The entirety of boolrule’s functionality is encapsulated in the BoolRule class.

Getting started

The simplest use case is evaluating simple, self-contained expressions:

from boolrule import BoolRule

expression = '5 > 10'
rule = BoolRule(expression)
rule.test()  # False

However, the real power of boolrule comes when the expression makes use of values from the context dict passed to the test() method:

from boolrule import BoolRule

expression = 'content.is_published = true and user.level in content.allowed_levels'
rule = BoolRule(expression)

context = {
    'user': {
        'level': 'super',
    'content': {
        "is_published": True,
        'allowed_levels': [

if rule.test(context):
    # Let the user see the content

Lazy compilation

By default the expression is compiled when you create a new BoolRule object. If you’re instantiating a lot of BoolRule instances but are only likely to call test on a few of them (because you’re looking for just the first match, for example) then you can use the optional lazy` argument in the call to BoolRule` to defer compilation until the first call to test():

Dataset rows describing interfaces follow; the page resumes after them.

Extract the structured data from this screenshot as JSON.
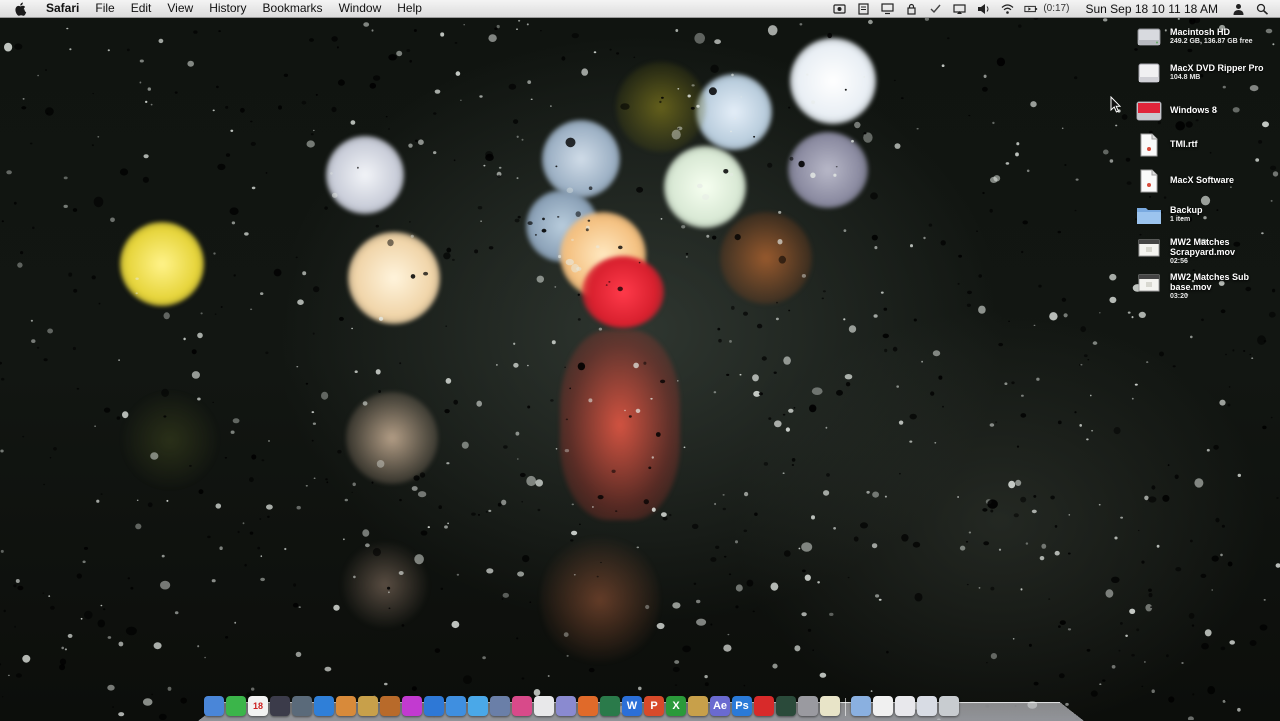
{
  "menubar": {
    "app_name": "Safari",
    "menus": [
      "File",
      "Edit",
      "View",
      "History",
      "Bookmarks",
      "Window",
      "Help"
    ],
    "battery_time": "(0:17)",
    "clock": "Sun Sep 18  10 11 18 AM",
    "status_icons": [
      "screen-record-icon",
      "caption-icon",
      "display-icon",
      "lock-icon",
      "checkmark-icon",
      "cast-icon",
      "volume-icon",
      "wifi-icon",
      "battery-icon",
      "user-icon",
      "spotlight-icon"
    ]
  },
  "desktop_items": [
    {
      "name": "Macintosh HD",
      "sub": "249.2 GB, 136.87 GB free",
      "icon": "hard-drive-icon"
    },
    {
      "name": "MacX DVD Ripper Pro",
      "sub": "104.8 MB",
      "icon": "disk-image-icon"
    },
    {
      "name": "Windows 8",
      "sub": "",
      "icon": "windows-drive-icon"
    },
    {
      "name": "TMI.rtf",
      "sub": "",
      "icon": "rtf-document-icon"
    },
    {
      "name": "MacX Software",
      "sub": "",
      "icon": "document-icon"
    },
    {
      "name": "Backup",
      "sub": "1 item",
      "icon": "folder-icon"
    },
    {
      "name": "MW2 Matches Scrapyard.mov",
      "sub": "02:56",
      "icon": "movie-file-icon"
    },
    {
      "name": "MW2 Matches Sub base.mov",
      "sub": "03:20",
      "icon": "movie-file-icon"
    }
  ],
  "dock": {
    "apps": [
      {
        "name": "finder-icon",
        "label": "",
        "color": "#4a86d8"
      },
      {
        "name": "spotify-icon",
        "label": "",
        "color": "#3bb54a"
      },
      {
        "name": "calendar-icon",
        "label": "18",
        "color": "#f2f2f2"
      },
      {
        "name": "itunes-icon",
        "label": "",
        "color": "#3b3b4a"
      },
      {
        "name": "camera-icon",
        "label": "",
        "color": "#5a6a7a"
      },
      {
        "name": "safari-icon",
        "label": "",
        "color": "#2f7fd8"
      },
      {
        "name": "photos-icon",
        "label": "",
        "color": "#d88a3a"
      },
      {
        "name": "star-app-icon",
        "label": "",
        "color": "#c8a04a"
      },
      {
        "name": "guitar-icon",
        "label": "",
        "color": "#b86a2a"
      },
      {
        "name": "purple-app-icon",
        "label": "",
        "color": "#c23ad0"
      },
      {
        "name": "app-store-icon",
        "label": "",
        "color": "#2e78d6"
      },
      {
        "name": "globe-icon",
        "label": "",
        "color": "#3f8fe0"
      },
      {
        "name": "twitter-icon",
        "label": "",
        "color": "#4aa8e8"
      },
      {
        "name": "preview-icon",
        "label": "",
        "color": "#6a7fa8"
      },
      {
        "name": "colorsync-icon",
        "label": "",
        "color": "#d84a8a"
      },
      {
        "name": "pages-icon",
        "label": "",
        "color": "#e8e8ea"
      },
      {
        "name": "pen-icon",
        "label": "",
        "color": "#8a8ad0"
      },
      {
        "name": "powerpoint-icon",
        "label": "",
        "color": "#e06a2a"
      },
      {
        "name": "keynote-icon",
        "label": "",
        "color": "#2a7a4a"
      },
      {
        "name": "word-icon",
        "label": "W",
        "color": "#2b6fd8"
      },
      {
        "name": "ppt-icon",
        "label": "P",
        "color": "#d84a2a"
      },
      {
        "name": "excel-icon",
        "label": "X",
        "color": "#2a9a3a"
      },
      {
        "name": "cube-icon",
        "label": "",
        "color": "#c8a04a"
      },
      {
        "name": "after-effects-icon",
        "label": "Ae",
        "color": "#6a6ad0"
      },
      {
        "name": "photoshop-icon",
        "label": "Ps",
        "color": "#2a7ad8"
      },
      {
        "name": "red-app-icon",
        "label": "",
        "color": "#d82a2a"
      },
      {
        "name": "activity-monitor-icon",
        "label": "",
        "color": "#2a4a3a"
      },
      {
        "name": "utility-icon",
        "label": "",
        "color": "#9a9aa0"
      },
      {
        "name": "notes-icon",
        "label": "",
        "color": "#e8e4c8"
      }
    ],
    "stacks": [
      {
        "name": "folder-stack-icon",
        "color": "#8ab0e0"
      },
      {
        "name": "document-stack-icon",
        "color": "#f0f0f0"
      },
      {
        "name": "downloads-stack-icon",
        "color": "#e8e8ec"
      },
      {
        "name": "mail-stack-icon",
        "color": "#d8dce4"
      },
      {
        "name": "trash-icon",
        "color": "#c8ccd0"
      }
    ]
  }
}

rules = [
    BoolRule(expression, lazy=True)
    for expression in expressions

if any(r in rules.test(context)):
    # Do a thing